However you don’t need to create everything yourself, the in-game recreation of Rodin’s The Thinker that came to adorn it was pulled from the cloud, which has already been filled with high quality creations from the team at MM, each and every one of them made using the game’s tools. Sharing an object is going to be incredibly simple, but so too will be finding other people’s assets, thanks to fast filters and keyword searches, as well as the ability to follow specific creators and even curators of high quality creations. It all means that diving into the game and making something that looks good should be quite easy.
A big part of helping all of this come together is how the world is constructed. Everything’s made out of voxels on a microscopic scale – as opposed to the easily distinguishable cubes that have been popularised using this term – and that’s part of what makes the world look so seamlessly beautiful, soft and dreamlike. Where LittleBigPlanet has often struggled and been hampered with lag, Dreams’ netcode has been built from the ground up and items and dreams that you download are based on the actions that the creator took, rather than the finished product, in order to keep things as small and as easily downladable as possible.
That will certainly be a boon to those who profess to lack the skill or imagination to create something of their own. You won’t need to be able to make a tree, because there’s thousands of trees that will have already been created, but the pervasive ability to strike off on a tangent, add things to a dream that you’re exploring and simply mess around with friends should also remove the barriers and divide between what creation is and what playing is.
For those that want it though, people can still dive into the minutiae of the world. You can alter and adjust the controls of a character – just as you had the Controllinator in LittleBigPlanet – record your own sound effects and music. Another fascinating idea that was brought up was the possibility for people to make a creation kit, to give others all the tools and items that they need in order to creating something like that of their own. It’s from the realisation that some people will lead the charge in this fashion that you’ll be able to follow what particular people are doing.
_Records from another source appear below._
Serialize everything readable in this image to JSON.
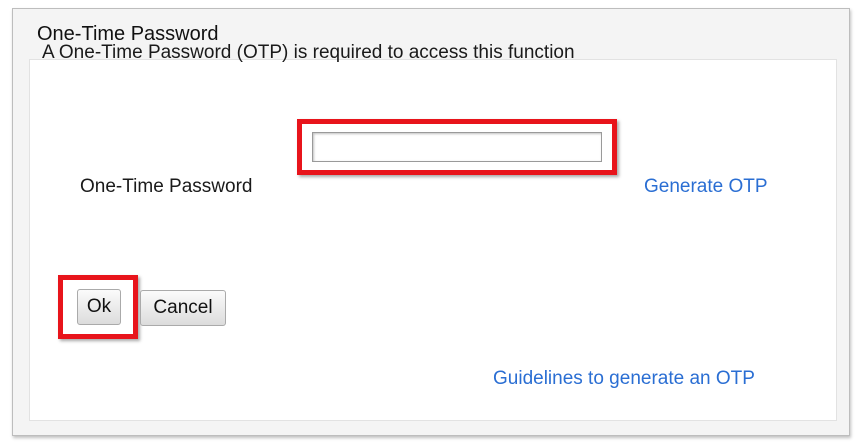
{
  "dialog": {
    "title": "One-Time Password",
    "message": "A One-Time Password (OTP) is required to access this function",
    "otp_field": {
      "label": "One-Time Password",
      "value": "",
      "placeholder": ""
    },
    "generate_link": "Generate OTP",
    "ok_label": "Ok",
    "cancel_label": "Cancel",
    "guidelines_link": "Guidelines to generate an OTP",
    "highlight_color": "#e8141b",
    "link_color": "#2a6ed3"
  }
}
For everyone that’s still scratching their heads – and I’ll admit that, even though I can now see all of the pieces to the puzzle, I’m still somewhat baffled by Dreams – the truth of the matter is that Media Molecule are just as curious to see what the boundaries of what they’ve made are. Perhaps the most difficult problem they face is simply getting people to press play and start creating, but with a beta planned for some time next year, hopefully it’s not too long before we can all go and explore everyone’s dreams.